Synthesis, Mechanical Behavior, and Multi-Scale Tribological Performance of Carbon Nanoparticle Reinforced Ceramic Composites
Department of Materials Science & Engineering Seminar
3:00 PM, Monday, August 8, 2016
1065 Kemper Hall
Department of Materials Science & Engineering
Advisor: Julie Schoenung
Abstract: Carbon nanoparticles have attracted significant interest in the materials science community over the past decade because of their extraordinary mechanical and functional properties. This study investigated the effects of carbon nanoparticles on the synthesis, mechanical behavior, and tribological performance of ceramic composites. Specifically graphene nanoplatelet (GNP) reinforced Al2O3 and nanodiamond (ND) reinforced WC-Co systems were investigated. Carbon based nanoparticles such as GNPs and NDs are ideal reinforcements for ceramic composites because of their unique functional and mechanical properties. GNPs have exceptional mechanical properties such as yield strength and elastic modulus, along with superb functional properties such as thermal conductivity and electrical conductivity. NDs possess the highest hardness of any materials, very high elastic modulus, and have a very high thermal conductivity.
GNPs were demonstrated to affect the sintering of Al2O3 matrix composites by wrapping around grains, inhibiting diffusion, and thereby suppressing grain growth. High applied pressures (90 MPa) during sintering were observed to exacerbate grain growth suppression, while promoting attainment of fully dense ceramic composites. Higher applied pressures facilitated the wrapping of GNPs around grains, which promoted the onset of GNP induced grain growth suppression. Grain growth suppression compensated for the decreased hardness induced by the low strength of the GNP phase along the c-axis direction. GNPs enhanced the toughness and wear resistance of the nanocomposites by 21% and 39%, respectively, due to the intrinsic energy dissipating mechanisms such as GNP sheet kinking and sliding and GNP induced phenomena such as micro-cracking and crack bridging.

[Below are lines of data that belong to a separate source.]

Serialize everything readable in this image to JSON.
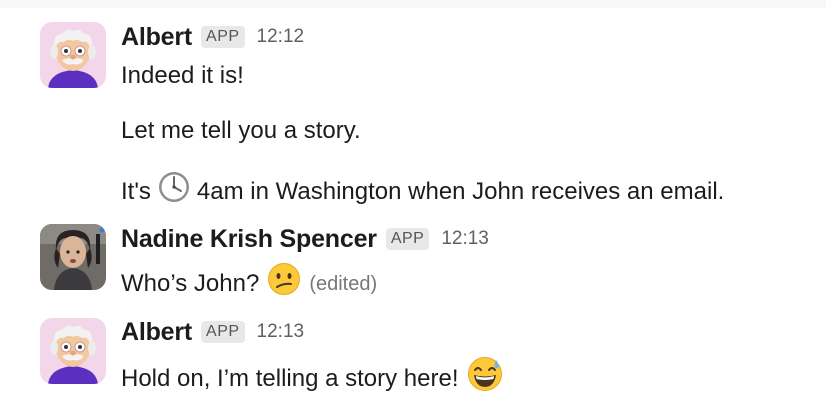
{
  "messages": [
    {
      "author": "Albert",
      "badge": "APP",
      "time": "12:12",
      "avatar_icon": "grandpa-avatar",
      "lines": [
        "Indeed it is!",
        "Let me tell you a story.",
        {
          "pre": "It's",
          "icon": "clock-four-icon",
          "post": "4am in Washington when John receives an email."
        }
      ]
    },
    {
      "author": "Nadine Krish Spencer",
      "badge": "APP",
      "time": "12:13",
      "avatar_icon": "photo-avatar",
      "lines": [
        {
          "text": "Who’s John?",
          "icon": "confused-face-emoji",
          "edited": "(edited)"
        }
      ]
    },
    {
      "author": "Albert",
      "badge": "APP",
      "time": "12:13",
      "avatar_icon": "grandpa-avatar",
      "lines": [
        {
          "text": "Hold on, I’m telling a story here!",
          "icon": "grinning-sweat-emoji"
        }
      ]
    }
  ],
  "colors": {
    "text": "#1d1c1d",
    "timestamp": "#616061",
    "badge_bg": "#e8e8e8",
    "avatar_bg": "#f3d6ea",
    "shirt": "#5b2fc0"
  }
}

The addition of ND affected the tribological performance of thermally sprayed coatings. The presence of ND enhanced room temperature wear resistance. The high thermal conductivity of ND promoted the formation of a protective tribolayer. NDs became degraded at 300 °C, and resulted in wear resistance decreasing relative to the control WC-Co coating during 300 °C reciprocating sliding wear test. The addition of ND also affected the sintering of WC-Co-ND composites during spark plasma sintering, with the effects being highly dependent on ND content. Low contents had negligible effects, while high contents lead to high porosity. In the case of WC-Co composite reinforced with 10 vol.% ND the porosity took the form of high aspect ratio oriented laminar pores throughout the sample that are believed to enhance strain tolerance, thereby enhancing wear resistance. Significant improvements in wear resistance were observed in WC-Co samples reinforced with 10 vol.% ND at both micro and macro scales. The presence of ND, particularly at high volume fractions, enhanced the wear resistance by inhibiting decarburization and promoting the formation of a thick protective silica tribolayer during macroscale wear tests with a Si3N4 counter surface.
Biography: Andy Nieto is interested in nanocomposites, nanomaterials, nanomechanics, ceramics, sintering, and thermal spray.